For years, major companies have been hurling money at diversity programs to reduce bias in the recruitment process and in the workplace. For at least as many years, commentators have claimed that it doesn’t work. Millions are spent on poorly designed training programs, or policies that result in a “tokenism”-fuelled backlash.
A team of Princeton researchers published a salient paper in Science magazine earlier this year that outlined their findings on the issue: using the GloVe algorithm, they trained their machine learning model on billions of words from the internet. Basing their resulting analysis on the Implicit Association Test – a predominant litmus test for association bias conceived in the 1990s – they found that the system absorbed the implicit bias buried in the text. It paired certain words with obvious connotations; “rose” with “love”, for example, or “insects” with “disgust”. That’s not to say, of course, that AI is biased – the onus is on us. It’s human data that contains the bias. With all of its intrinsic patterns of meaning, our words have become inseparable from their associations, whether we like it or not.
To put it simply: machines learn their knowledge from humans, and humans are rarely impartial.

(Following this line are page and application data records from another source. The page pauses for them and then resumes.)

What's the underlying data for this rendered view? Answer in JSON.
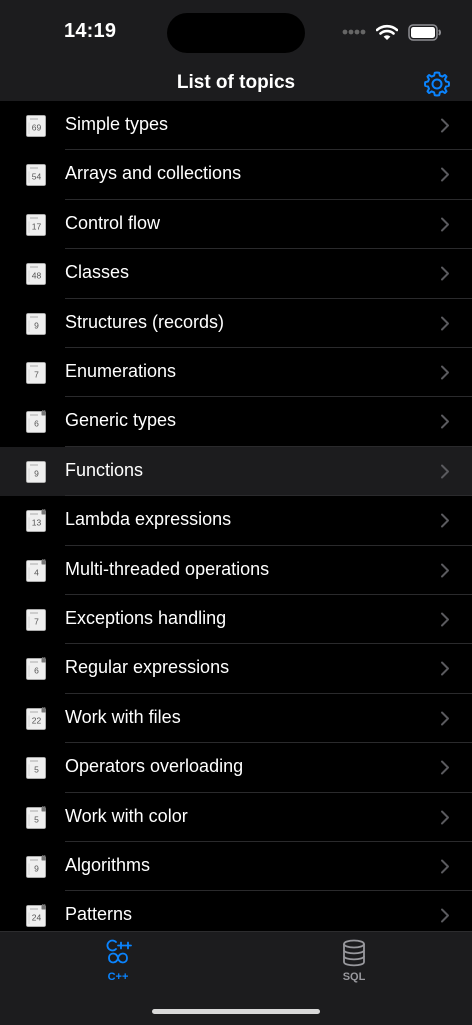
{
  "status_bar": {
    "time": "14:19"
  },
  "nav": {
    "title": "List of topics",
    "settings_icon": "gear-icon"
  },
  "colors": {
    "accent": "#0a84ff",
    "background": "#000000",
    "bar": "#1c1c1e",
    "chevron": "#5a5a5e"
  },
  "topics": [
    {
      "label": "Simple types",
      "count": "69",
      "locked": false,
      "selected": false
    },
    {
      "label": "Arrays and collections",
      "count": "54",
      "locked": false,
      "selected": false
    },
    {
      "label": "Control flow",
      "count": "17",
      "locked": false,
      "selected": false
    },
    {
      "label": "Classes",
      "count": "48",
      "locked": false,
      "selected": false
    },
    {
      "label": "Structures (records)",
      "count": "9",
      "locked": false,
      "selected": false
    },
    {
      "label": "Enumerations",
      "count": "7",
      "locked": false,
      "selected": false
    },
    {
      "label": "Generic types",
      "count": "6",
      "locked": true,
      "selected": false
    },
    {
      "label": "Functions",
      "count": "9",
      "locked": false,
      "selected": true
    },
    {
      "label": "Lambda expressions",
      "count": "13",
      "locked": true,
      "selected": false
    },
    {
      "label": "Multi-threaded operations",
      "count": "4",
      "locked": true,
      "selected": false
    },
    {
      "label": "Exceptions handling",
      "count": "7",
      "locked": false,
      "selected": false
    },
    {
      "label": "Regular expressions",
      "count": "6",
      "locked": true,
      "selected": false
    },
    {
      "label": "Work with files",
      "count": "22",
      "locked": true,
      "selected": false
    },
    {
      "label": "Operators overloading",
      "count": "5",
      "locked": false,
      "selected": false
    },
    {
      "label": "Work with color",
      "count": "5",
      "locked": true,
      "selected": false
    },
    {
      "label": "Algorithms",
      "count": "9",
      "locked": true,
      "selected": false
    },
    {
      "label": "Patterns",
      "count": "24",
      "locked": true,
      "selected": false
    }
  ],
  "tabs": [
    {
      "label": "C++",
      "icon": "cpp-icon",
      "active": true
    },
    {
      "label": "SQL",
      "icon": "database-icon",
      "active": false
    }
  ]
}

And just as a machine can learn to defeat a human at chess, it can – and will – learn the stereotypes buried in the human language. This could influence the real world in a multitude of ways: for instance, if an AI system were used by a job recruiter to screen CVs, it might lean unfairly towards a female candidate for a nursing role based on the conventional feminine associations of the role. And these examples aren’t just hypothetical. There have been genuine occurrences, such as in 2016 when ProPublica broke a story about a piece of widely used US crime-predicting software that was showing signs of bias against African Americans.
When it comes to identifying and eradicating bias from the decision-making process, machine learning systems are problematic. A neural net may arrive at impeccable decisions, but its creators will often have a difficult time understanding how or why. And when those decisions are less than impeccable, that issue becomes far more pronounced. Transparency in machine learning is notoriously difficult to achieve without an expert engineer on hand to sift through the data. IBM, for instance, have been trying to “open up the black box” of Watson, in the words of IBM senior vice-president John Kelly, but he readily admits that it would require a skilled user to trace back through Watson’s decision-making path for justification.

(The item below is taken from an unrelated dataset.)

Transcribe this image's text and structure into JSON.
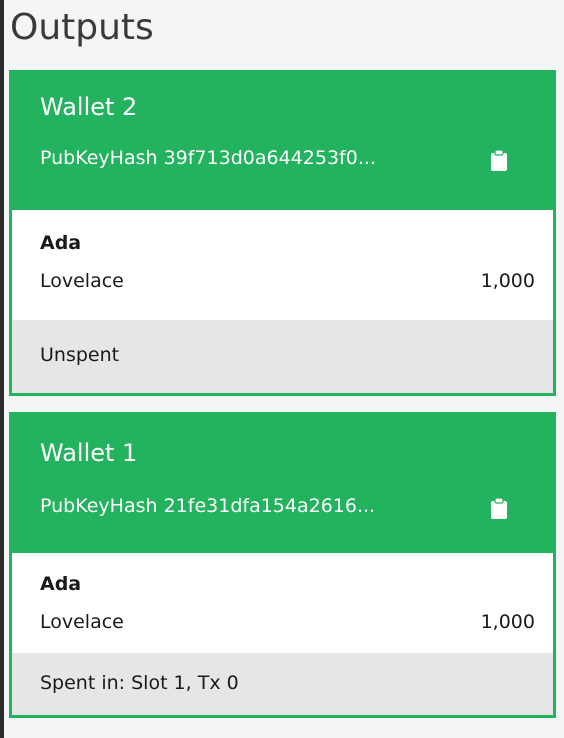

This is where Rainbird comes in. One crucial feature that sets Rainbird apart is that it doesn’t just offer a more efficient decision-making process – it explains itself too. With Rainbird, you can be sure that your final solution won’t contain any unintended prejudices, because if it does, they will be visible in Rainbird’s ‘evidence tree’ – a web-like diagram that displays every step of the decision-making process. The rationale Rainbird provides for its choices is watertight and auditable – and if it needs to change, users will be able to amend their data input and knowledge maps accordingly, rather than being left in the dark.

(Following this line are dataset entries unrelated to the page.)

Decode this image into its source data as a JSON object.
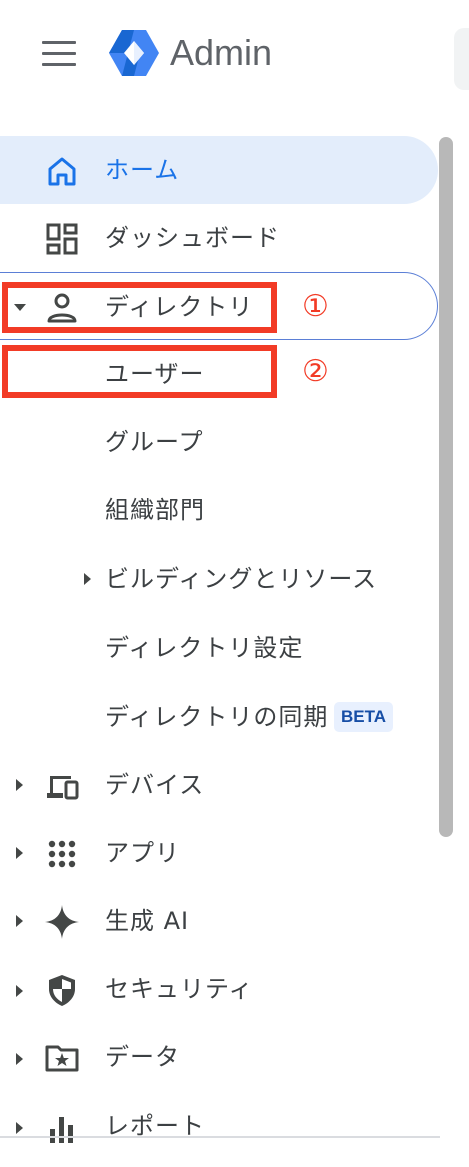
{
  "header": {
    "title": "Admin",
    "menu_icon": "hamburger-menu-icon",
    "logo_icon": "google-admin-hexagon-logo"
  },
  "colors": {
    "active_bg": "#e3edfb",
    "active_text": "#1a73e8",
    "highlight": "#f23b26",
    "beta_bg": "#e8f0fe",
    "beta_text": "#174ea6"
  },
  "nav": {
    "home": {
      "label": "ホーム",
      "icon": "home-icon"
    },
    "dashboard": {
      "label": "ダッシュボード",
      "icon": "dashboard-icon"
    },
    "directory": {
      "label": "ディレクトリ",
      "icon": "person-icon"
    },
    "users": {
      "label": "ユーザー"
    },
    "groups": {
      "label": "グループ"
    },
    "org_units": {
      "label": "組織部門"
    },
    "buildings": {
      "label": "ビルディングとリソース"
    },
    "dir_settings": {
      "label": "ディレクトリ設定"
    },
    "dir_sync": {
      "label": "ディレクトリの同期",
      "badge": "BETA"
    },
    "devices": {
      "label": "デバイス",
      "icon": "devices-icon"
    },
    "apps": {
      "label": "アプリ",
      "icon": "apps-grid-icon"
    },
    "gen_ai": {
      "label": "生成 AI",
      "icon": "sparkle-icon"
    },
    "security": {
      "label": "セキュリティ",
      "icon": "shield-icon"
    },
    "data": {
      "label": "データ",
      "icon": "folder-star-icon"
    },
    "reports": {
      "label": "レポート",
      "icon": "bar-chart-icon"
    }
  },
  "annotations": {
    "one": "①",
    "two": "②"
  }
}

The importance of “why?”
Business is not just about decisions, after all – when the stakes are high, “why” is as important as “what”. All sorts of implications would arise from an artificially intelligent business verdict cloaked in mystery. When jobs are at stake, for example, explanations are required. When an automated decision dictates a new investment, a business needs to know why. And how can you handle an employment discrimination lawsuit if you can’t explain your selection process in court? In fact, just last year a group of Oxford academics issued a call for a “right to an explanation” to be ushered into EU law to defend humans against algorhythmic discrimination.
Just as maths teachers ask pupils to show their working out, companies should ask their AI assistants to reveal their logic. Computer science professor Kris Hammond put it succinctly when he recently told the Financial Times: “If you walk into a CEO’s office and say we need to shut down three factories and sack people, the first thing the CEO will say is: ‘Why?’ Just producing a result isn’t enough.”
Ultimately, the most effective way of removing bias from the workplace isn’t by throwing money at the problem, or by allowing black-box systems to deal with the problem for us. Via Rainbird’s method of cognitive reasoning, humans can pinpoint and deal with the problem logically and ethically with the help of AI. Transparent and traceable, Rainbird can help us reveal our own bias – the first step towards getting rid of it completely.